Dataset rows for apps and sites
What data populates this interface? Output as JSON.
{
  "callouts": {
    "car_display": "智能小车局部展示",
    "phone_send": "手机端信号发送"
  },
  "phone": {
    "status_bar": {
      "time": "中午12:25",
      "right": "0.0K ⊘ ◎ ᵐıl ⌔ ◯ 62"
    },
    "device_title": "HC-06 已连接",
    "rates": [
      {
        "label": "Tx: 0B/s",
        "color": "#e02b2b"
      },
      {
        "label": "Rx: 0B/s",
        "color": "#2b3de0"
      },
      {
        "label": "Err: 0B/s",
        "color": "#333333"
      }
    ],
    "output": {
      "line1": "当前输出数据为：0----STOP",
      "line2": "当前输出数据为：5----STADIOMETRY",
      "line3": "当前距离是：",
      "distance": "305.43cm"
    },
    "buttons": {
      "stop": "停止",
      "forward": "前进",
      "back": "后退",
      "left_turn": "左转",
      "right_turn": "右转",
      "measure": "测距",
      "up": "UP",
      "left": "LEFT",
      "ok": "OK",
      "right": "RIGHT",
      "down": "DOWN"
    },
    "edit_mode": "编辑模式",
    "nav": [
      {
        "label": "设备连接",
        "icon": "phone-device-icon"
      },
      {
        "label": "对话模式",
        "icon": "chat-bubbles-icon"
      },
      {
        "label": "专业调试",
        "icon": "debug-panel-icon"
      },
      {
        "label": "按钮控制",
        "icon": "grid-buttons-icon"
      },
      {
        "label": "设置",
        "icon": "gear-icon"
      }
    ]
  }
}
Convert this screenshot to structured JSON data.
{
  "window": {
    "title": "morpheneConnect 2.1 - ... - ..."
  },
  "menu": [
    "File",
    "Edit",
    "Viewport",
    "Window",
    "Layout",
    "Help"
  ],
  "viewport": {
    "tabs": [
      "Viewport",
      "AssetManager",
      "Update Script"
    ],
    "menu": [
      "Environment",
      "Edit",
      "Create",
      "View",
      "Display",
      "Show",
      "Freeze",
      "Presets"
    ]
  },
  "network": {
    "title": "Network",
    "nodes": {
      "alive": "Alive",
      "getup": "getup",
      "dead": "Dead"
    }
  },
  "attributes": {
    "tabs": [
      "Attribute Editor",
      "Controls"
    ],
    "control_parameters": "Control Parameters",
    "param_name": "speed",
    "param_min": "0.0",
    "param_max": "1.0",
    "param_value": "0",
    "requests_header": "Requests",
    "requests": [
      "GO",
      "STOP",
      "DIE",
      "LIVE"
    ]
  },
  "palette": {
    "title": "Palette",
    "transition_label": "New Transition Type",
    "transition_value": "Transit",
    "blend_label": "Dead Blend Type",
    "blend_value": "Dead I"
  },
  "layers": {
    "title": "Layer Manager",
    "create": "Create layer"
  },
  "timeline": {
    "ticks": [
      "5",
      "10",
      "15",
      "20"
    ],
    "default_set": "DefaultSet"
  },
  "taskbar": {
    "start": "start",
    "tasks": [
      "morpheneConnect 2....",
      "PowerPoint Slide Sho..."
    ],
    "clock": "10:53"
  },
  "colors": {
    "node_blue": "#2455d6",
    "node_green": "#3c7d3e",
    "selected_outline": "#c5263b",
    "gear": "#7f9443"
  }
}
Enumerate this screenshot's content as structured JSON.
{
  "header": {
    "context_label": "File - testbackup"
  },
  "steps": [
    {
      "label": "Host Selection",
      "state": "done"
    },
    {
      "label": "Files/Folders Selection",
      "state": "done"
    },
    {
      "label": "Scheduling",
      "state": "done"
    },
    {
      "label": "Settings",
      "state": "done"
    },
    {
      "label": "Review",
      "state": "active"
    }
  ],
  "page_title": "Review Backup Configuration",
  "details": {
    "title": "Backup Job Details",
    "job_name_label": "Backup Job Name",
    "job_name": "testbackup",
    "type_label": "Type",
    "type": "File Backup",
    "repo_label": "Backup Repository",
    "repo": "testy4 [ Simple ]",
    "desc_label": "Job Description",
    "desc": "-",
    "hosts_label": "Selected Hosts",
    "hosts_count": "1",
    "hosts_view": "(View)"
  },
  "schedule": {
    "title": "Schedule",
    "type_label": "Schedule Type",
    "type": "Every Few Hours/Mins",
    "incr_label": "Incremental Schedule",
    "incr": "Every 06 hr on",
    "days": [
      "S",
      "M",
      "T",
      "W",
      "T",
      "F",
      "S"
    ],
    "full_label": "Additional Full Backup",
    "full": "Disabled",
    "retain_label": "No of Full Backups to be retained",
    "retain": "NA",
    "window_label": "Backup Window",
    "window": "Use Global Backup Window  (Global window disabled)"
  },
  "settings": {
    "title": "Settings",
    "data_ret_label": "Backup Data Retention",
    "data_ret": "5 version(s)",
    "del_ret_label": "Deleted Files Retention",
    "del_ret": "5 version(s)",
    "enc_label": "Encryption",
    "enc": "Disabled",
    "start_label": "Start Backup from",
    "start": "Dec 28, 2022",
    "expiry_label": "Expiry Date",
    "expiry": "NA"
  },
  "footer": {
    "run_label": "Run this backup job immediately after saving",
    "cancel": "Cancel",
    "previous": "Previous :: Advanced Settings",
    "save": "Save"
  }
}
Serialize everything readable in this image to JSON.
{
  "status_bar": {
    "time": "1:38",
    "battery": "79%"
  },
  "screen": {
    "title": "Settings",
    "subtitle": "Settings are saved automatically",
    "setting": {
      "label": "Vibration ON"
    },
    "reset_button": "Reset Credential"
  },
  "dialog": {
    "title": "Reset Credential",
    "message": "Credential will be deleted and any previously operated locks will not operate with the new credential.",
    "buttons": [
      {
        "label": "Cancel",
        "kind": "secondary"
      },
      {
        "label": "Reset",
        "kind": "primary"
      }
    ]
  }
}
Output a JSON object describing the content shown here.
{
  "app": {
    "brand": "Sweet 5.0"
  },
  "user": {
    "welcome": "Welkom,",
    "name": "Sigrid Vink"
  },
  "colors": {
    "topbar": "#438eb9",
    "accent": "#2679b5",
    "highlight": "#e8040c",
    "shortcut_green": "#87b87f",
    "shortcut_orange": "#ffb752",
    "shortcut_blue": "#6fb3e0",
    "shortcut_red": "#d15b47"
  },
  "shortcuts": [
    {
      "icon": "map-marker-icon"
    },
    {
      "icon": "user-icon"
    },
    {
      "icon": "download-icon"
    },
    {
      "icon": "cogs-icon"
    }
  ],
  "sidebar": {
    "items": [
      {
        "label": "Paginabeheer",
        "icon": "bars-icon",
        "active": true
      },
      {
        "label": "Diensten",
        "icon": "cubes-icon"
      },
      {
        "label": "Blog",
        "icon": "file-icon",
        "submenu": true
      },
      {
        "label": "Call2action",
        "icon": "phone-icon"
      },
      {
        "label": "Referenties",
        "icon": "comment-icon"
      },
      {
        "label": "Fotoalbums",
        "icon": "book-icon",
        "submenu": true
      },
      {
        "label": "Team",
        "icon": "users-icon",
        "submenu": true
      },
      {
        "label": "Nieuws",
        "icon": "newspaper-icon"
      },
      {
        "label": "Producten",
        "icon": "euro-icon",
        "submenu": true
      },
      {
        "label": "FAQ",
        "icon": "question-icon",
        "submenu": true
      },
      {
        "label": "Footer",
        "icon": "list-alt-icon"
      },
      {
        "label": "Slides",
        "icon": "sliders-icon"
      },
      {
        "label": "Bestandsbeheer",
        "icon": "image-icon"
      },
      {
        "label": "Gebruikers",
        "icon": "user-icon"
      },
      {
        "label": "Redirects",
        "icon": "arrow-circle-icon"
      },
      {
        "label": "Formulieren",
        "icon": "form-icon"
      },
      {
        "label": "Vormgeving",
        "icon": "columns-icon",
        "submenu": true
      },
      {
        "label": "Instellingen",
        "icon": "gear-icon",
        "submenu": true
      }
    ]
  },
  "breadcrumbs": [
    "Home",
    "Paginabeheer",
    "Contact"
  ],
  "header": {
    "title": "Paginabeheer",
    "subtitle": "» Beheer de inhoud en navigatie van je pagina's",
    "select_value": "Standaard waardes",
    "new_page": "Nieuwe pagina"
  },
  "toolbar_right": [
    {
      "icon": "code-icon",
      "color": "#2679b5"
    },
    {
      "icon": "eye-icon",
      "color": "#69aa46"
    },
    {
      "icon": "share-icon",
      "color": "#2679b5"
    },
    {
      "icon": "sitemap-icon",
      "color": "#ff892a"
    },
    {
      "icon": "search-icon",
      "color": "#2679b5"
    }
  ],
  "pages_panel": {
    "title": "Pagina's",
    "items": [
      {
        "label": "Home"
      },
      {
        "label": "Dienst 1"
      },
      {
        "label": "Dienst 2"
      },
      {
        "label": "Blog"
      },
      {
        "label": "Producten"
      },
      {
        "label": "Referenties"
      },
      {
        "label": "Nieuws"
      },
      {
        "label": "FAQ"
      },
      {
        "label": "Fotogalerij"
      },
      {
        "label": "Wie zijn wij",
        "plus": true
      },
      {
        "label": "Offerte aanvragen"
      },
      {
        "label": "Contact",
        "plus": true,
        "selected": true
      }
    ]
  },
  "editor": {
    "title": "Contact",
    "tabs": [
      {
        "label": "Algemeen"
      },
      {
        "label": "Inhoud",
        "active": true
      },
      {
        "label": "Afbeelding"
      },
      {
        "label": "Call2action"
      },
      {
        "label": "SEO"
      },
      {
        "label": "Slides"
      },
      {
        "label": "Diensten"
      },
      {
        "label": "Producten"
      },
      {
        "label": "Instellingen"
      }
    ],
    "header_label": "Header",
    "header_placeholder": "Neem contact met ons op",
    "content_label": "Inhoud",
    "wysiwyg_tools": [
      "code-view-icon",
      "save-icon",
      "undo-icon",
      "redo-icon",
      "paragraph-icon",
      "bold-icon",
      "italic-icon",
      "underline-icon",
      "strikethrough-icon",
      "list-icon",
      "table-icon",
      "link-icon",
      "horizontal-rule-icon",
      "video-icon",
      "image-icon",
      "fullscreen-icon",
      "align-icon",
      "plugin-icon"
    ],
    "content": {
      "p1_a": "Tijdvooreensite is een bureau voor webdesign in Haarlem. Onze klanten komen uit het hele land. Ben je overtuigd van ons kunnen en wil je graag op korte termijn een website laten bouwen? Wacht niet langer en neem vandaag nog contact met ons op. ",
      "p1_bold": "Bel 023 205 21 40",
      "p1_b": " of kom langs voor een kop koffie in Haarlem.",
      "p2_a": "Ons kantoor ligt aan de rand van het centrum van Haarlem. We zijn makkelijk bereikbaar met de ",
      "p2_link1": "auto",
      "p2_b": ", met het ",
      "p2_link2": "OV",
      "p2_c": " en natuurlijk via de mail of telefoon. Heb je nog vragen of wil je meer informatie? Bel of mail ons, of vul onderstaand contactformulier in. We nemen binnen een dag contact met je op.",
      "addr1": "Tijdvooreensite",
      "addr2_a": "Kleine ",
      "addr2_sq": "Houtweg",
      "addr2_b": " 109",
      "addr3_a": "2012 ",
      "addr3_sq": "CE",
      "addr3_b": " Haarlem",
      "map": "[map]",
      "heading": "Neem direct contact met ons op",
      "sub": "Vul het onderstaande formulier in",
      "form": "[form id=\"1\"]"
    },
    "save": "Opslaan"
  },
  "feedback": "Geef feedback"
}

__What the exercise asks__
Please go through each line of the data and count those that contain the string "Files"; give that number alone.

__Solution for this exercise__
2